Vendor support seems to be one area that needs more attention. We’ve sponsored virtual conferences that had almost no visitors to vendors’ virtual booths. Even HubSpot’s conference, which provided the best user experience we’ve seen, had low vendor visits — one attendee’s survey suggested that only 28 percent of attendees visited any vendor booths.
If virtual conferences are going to be sustainable long-term, it will need to be worthwhile for vendors. Here are a few tips, based on our own experiences.
- Provide plenty of time for attendees to go and visit vendor booths, without fear of missing any session content.
- Actively promote the vendor booths before the virtual conference, and throughout the event.
- Consider the user experience.

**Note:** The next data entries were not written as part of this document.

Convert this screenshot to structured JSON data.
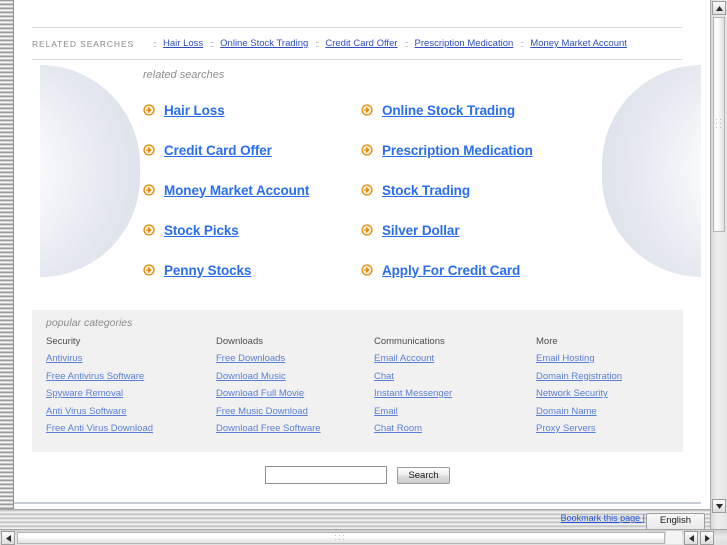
{
  "top_strip": {
    "label": "RELATED SEARCHES",
    "separator": "::",
    "links": [
      "Hair Loss",
      "Online Stock Trading",
      "Credit Card Offer",
      "Prescription Medication",
      "Money Market Account"
    ]
  },
  "related_searches": {
    "title": "related searches",
    "icon": "arrow-circle-right-icon",
    "items": [
      "Hair Loss",
      "Online Stock Trading",
      "Credit Card Offer",
      "Prescription Medication",
      "Money Market Account",
      "Stock Trading",
      "Stock Picks",
      "Silver Dollar",
      "Penny Stocks",
      "Apply For Credit Card"
    ]
  },
  "popular_categories": {
    "title": "popular categories",
    "columns": [
      {
        "heading": "Security",
        "links": [
          "Antivirus",
          "Free Antivirus Software",
          "Spyware Removal",
          "Anti Virus Software",
          "Free Anti Virus Download"
        ]
      },
      {
        "heading": "Downloads",
        "links": [
          "Free Downloads",
          "Download Music",
          "Download Full Movie",
          "Free Music Download",
          "Download Free Software"
        ]
      },
      {
        "heading": "Communications",
        "links": [
          "Email Account",
          "Chat",
          "Instant Messenger",
          "Email",
          "Chat Room"
        ]
      },
      {
        "heading": "More",
        "links": [
          "Email Hosting",
          "Domain Registration",
          "Network Security",
          "Domain Name",
          "Proxy Servers"
        ]
      }
    ]
  },
  "search": {
    "icon": "magnifier-icon",
    "value": "",
    "placeholder": "",
    "button_label": "Search"
  },
  "statusbar": {
    "bookmark_label": "Bookmark this page |",
    "language_value": "English",
    "language_options": [
      "English"
    ]
  },
  "scrollbars": {
    "up_arrow": "▲",
    "down_arrow": "▼",
    "left_arrow": "◀",
    "right_arrow": "▶"
  },
  "colors": {
    "link_blue": "#2a6ef0",
    "small_link_blue": "#2f4fbf",
    "category_link_blue": "#5b7fd6",
    "icon_orange": "#e8890a",
    "panel_gray": "#f1f1f1",
    "muted_text": "#8b8b8b"
  }
}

Make it easy for visitors to check out booths anonymously, without having to engage the vendor.
- Provide a way for visitors to get real-life swag when they visit a virtual booth.
- Consider ways to incentivize attendees to visit the booths.
- Consider all of the friction points that might make it intimidating or unappealing to visit, and eliminate as many as possible.
- Make it easy and seamless to check out the vendors.
Follow Up After the Event
Yogi Bera famously said, “It’s not over till it’s over.” But when it comes to your virtual conference, even then it’s not over! Follow up with your participants — attendees and vendors alike. Ask for their feedback, and promote your next event. Build on the momentum you’ve started!
Also, be sure to provide on-demand recordings of all sessions after the event, so that people can review the content they watched, and get access to great sessions they couldn’t attend.
Braving the New World of Business
Virtual conferences are just one of the myriad ways work is changing permanently as a result of the pandemic. IDI is here to help you make sense of the new normal, and to flourish in a brave new world.
As you evaluate ways to grow your business in 2021 and beyond, we hope you’ll consider IDI as a trusted resource. Whether or not you’re a client of ours, we’re here to help you navigate the new complexities of business and payroll. We have decades of experience at our disposal, and our team of experts is here to help you make smart decisions with confidence.